A number of stored resource instances may be dependent upon an up probability of nodes within the peer-to-peer network. A number of index nodes storing the locations of the stored instances of the resource may be dependent upon an up probability of nodes within the peer-to-peer network.

The peer-to-peer network may include a cluster of nodes. The first index node may be located in a same cluster of nodes as one instance of the stored resource. The first index node may be located in accordance with a hash table and/or in accordance with hashing a name of the resource. The first index node and the second index node may be successively ordered nodes within a cluster.

A method, according to the various concepts described above, for determining the storage locations in a network for copies of a resource may determine a number of copies of the resource to be stored and select which nodes of the network should store a copy of the resource wherein the determining and selecting is based upon a probability that a node will be down. The determining and selecting may also be based upon a capacity of nodes to store the resources, a storage cost, a transfer cost, and/or an expected request rate for a resource.

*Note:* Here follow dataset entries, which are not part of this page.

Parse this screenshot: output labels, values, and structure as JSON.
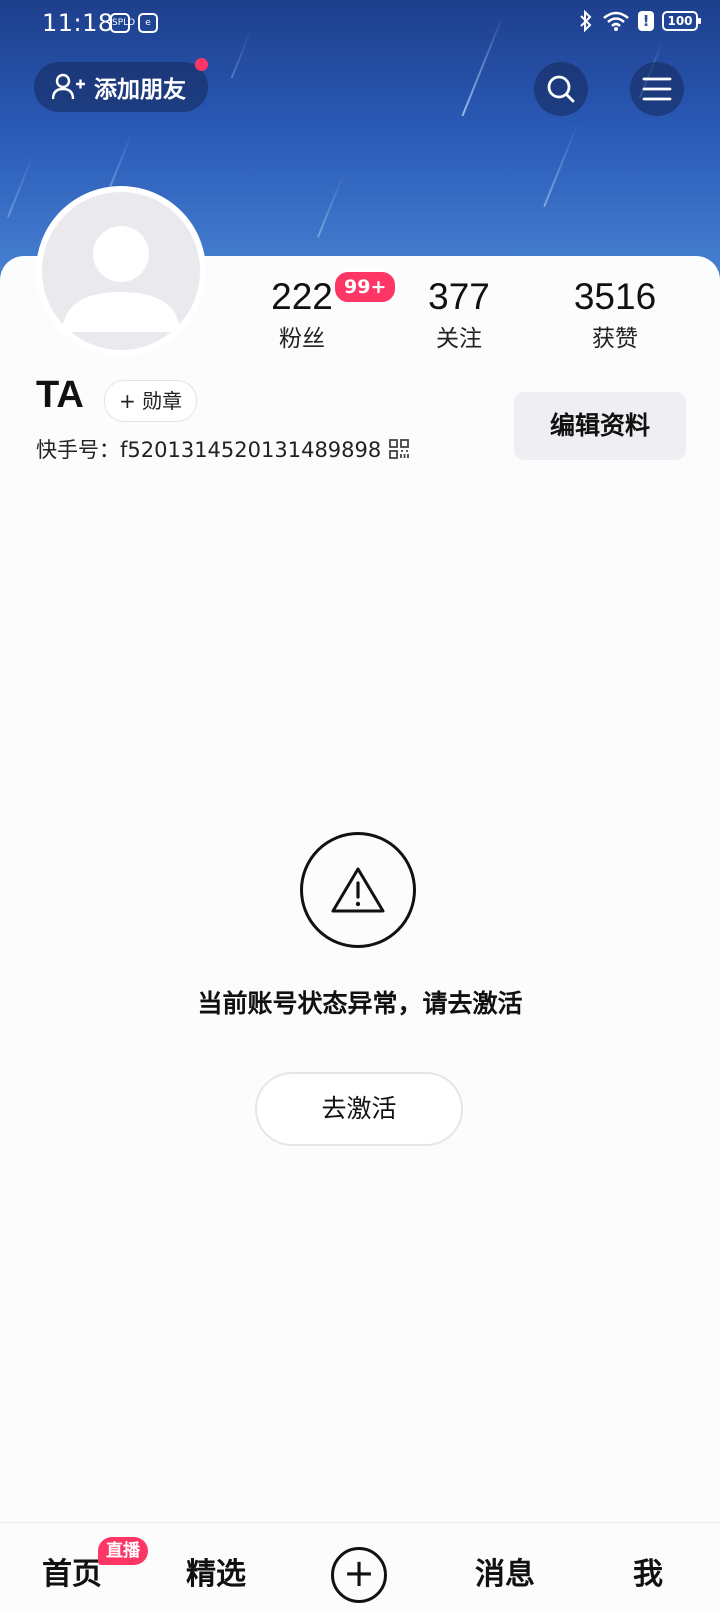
{
  "status_bar": {
    "time": "11:18",
    "battery": "100",
    "left_icons": [
      "SPLD",
      "e"
    ],
    "right_icons": [
      "bluetooth-icon",
      "wifi-icon",
      "alert-icon",
      "battery-icon"
    ]
  },
  "header": {
    "add_friend_label": "添加朋友",
    "icons": [
      "add-friend-icon",
      "search-icon",
      "menu-icon"
    ]
  },
  "profile": {
    "stats": [
      {
        "value": "222",
        "label": "粉丝"
      },
      {
        "value": "377",
        "label": "关注"
      },
      {
        "value": "3516",
        "label": "获赞"
      }
    ],
    "fans_badge": "99+",
    "username": "TA",
    "medal_label": "+ 勋章",
    "kuaishou_id": "快手号：f5201314520131489898",
    "edit_label": "编辑资料"
  },
  "notice": {
    "icon": "warning-icon",
    "text": "当前账号状态异常，请去激活",
    "button": "去激活"
  },
  "tabbar": {
    "items": [
      "首页",
      "精选",
      "消息",
      "我"
    ],
    "live_badge": "直播",
    "plus": "+"
  },
  "colors": {
    "accent": "#fe3666",
    "header_top": "#1e3f8c",
    "header_bottom": "#4b86d4"
  }
}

The determining of the number of copies may be based upon calculating the sufficient number of copies to meet a predefined probability that a request for a resource can be satisfied and/or maximizing a hit rate of the system

The selecting of nodes may be based upon a minimization of the storage and transfer costs. The selecting of nodes may be applied to resources in order of the request rates for those resources.

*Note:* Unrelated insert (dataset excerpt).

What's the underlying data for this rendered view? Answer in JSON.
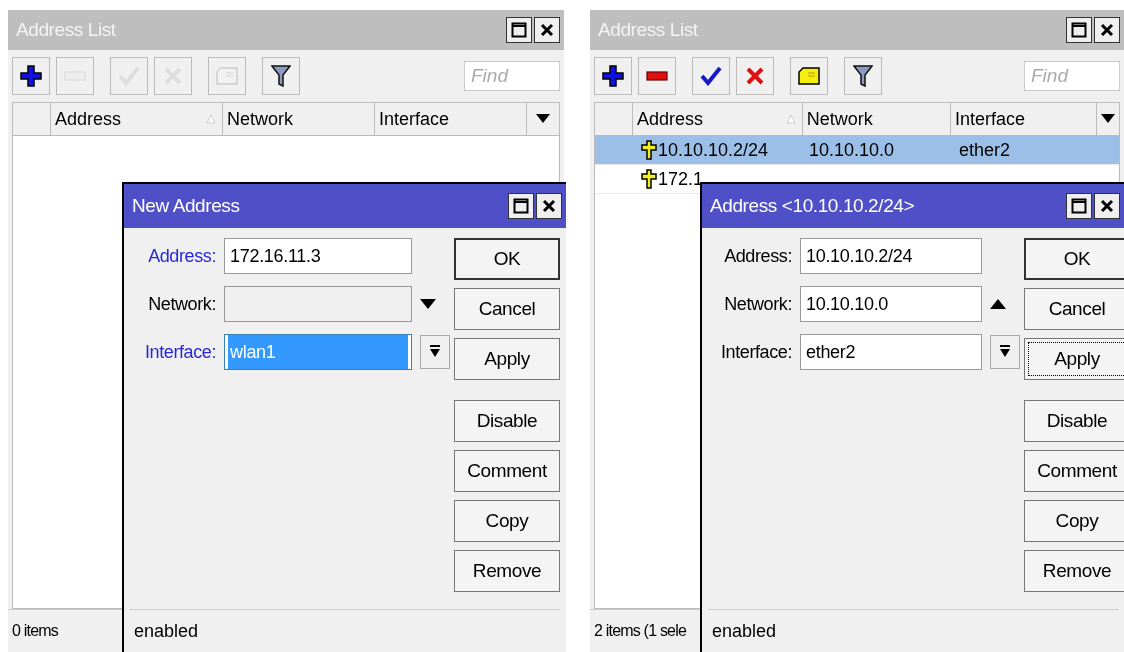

The selecting of nodes may be random. The selecting of nodes for storage locations may be dynamic and adaptive. The expected request rate for a resource may be dynamically calculated by channeling a request through an index node and collecting request statistics.

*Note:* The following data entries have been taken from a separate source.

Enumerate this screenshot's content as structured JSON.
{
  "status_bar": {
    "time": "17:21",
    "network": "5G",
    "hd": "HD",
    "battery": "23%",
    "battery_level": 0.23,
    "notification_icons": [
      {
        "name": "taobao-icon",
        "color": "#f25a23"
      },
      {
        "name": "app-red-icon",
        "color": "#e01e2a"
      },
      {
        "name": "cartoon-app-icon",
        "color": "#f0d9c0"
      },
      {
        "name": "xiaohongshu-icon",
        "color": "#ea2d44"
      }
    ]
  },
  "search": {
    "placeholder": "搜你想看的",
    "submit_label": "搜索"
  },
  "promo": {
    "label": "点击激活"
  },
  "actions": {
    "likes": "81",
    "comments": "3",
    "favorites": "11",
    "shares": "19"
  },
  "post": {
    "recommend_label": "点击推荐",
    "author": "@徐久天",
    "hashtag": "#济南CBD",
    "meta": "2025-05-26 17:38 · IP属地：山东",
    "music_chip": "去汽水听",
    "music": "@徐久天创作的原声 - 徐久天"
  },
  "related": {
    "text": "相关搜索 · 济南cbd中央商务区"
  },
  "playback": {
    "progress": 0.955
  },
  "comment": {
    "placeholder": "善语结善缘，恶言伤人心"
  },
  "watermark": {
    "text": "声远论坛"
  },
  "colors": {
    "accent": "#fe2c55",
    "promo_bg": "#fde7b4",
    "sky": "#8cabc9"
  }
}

The number of copies may be determined such as to meet a predefined probability that a request can be satisfied when a resource first enters the system. The nodes at which the resource is stored my be selected randomly when a resource first enters the system. The nodes on which the resource is stored my be recalculated so as to minimize costs when a resource request rate has be established.

A method, according to the various concepts described above, for determining the storage locations in a network for copies of a resource may determine a number of copies of the resource to be stored and select which nodes of the network should store a copy of the resource wherein the determining and selecting is based upon a probability that a node will be down and a cost of not satisfying a resource request. The determining and selecting may also be based upon a capacity of nodes to store the resources, a storage cost, a transfer cost, and/or an expected request rate for a resource.

The determining of the number of copies may be based upon calculating the sufficient number of copies to meet a predefined probability that a request for a resource can be satisfied and/or maximizing a hit rate of the system

The selecting of nodes may be based upon a minimization of the storage and transfer costs. The selecting of nodes may be applied to resources in order of the request rates for those resources.

The selecting of nodes may be random. The selecting of nodes for storage locations may be dynamic and adaptive. The expected request rate for a resource may be dynamically calculated by channeling a request through an index node and collecting request statistics.

The number of copies may be determined such as to meet a predefined probability that a request can be satisfied when a resource first enters the system. The nodes at which the resource is stored my be selected randomly when a resource first enters the system. The nodes on which the resource is stored my be recalculated so as to minimize costs when a resource request rate has be established.

It will be appreciated that various of the above-disclosed embodiments and other features and functions, or alternatives thereof, may be desirably combined into many other different systems or applications. Also, various presently unforeseen or unanticipated alternatives, modifications, variations, or improvements therein may be subsequently made by those skilled in the art which are also intended to be encompassed by the following claims.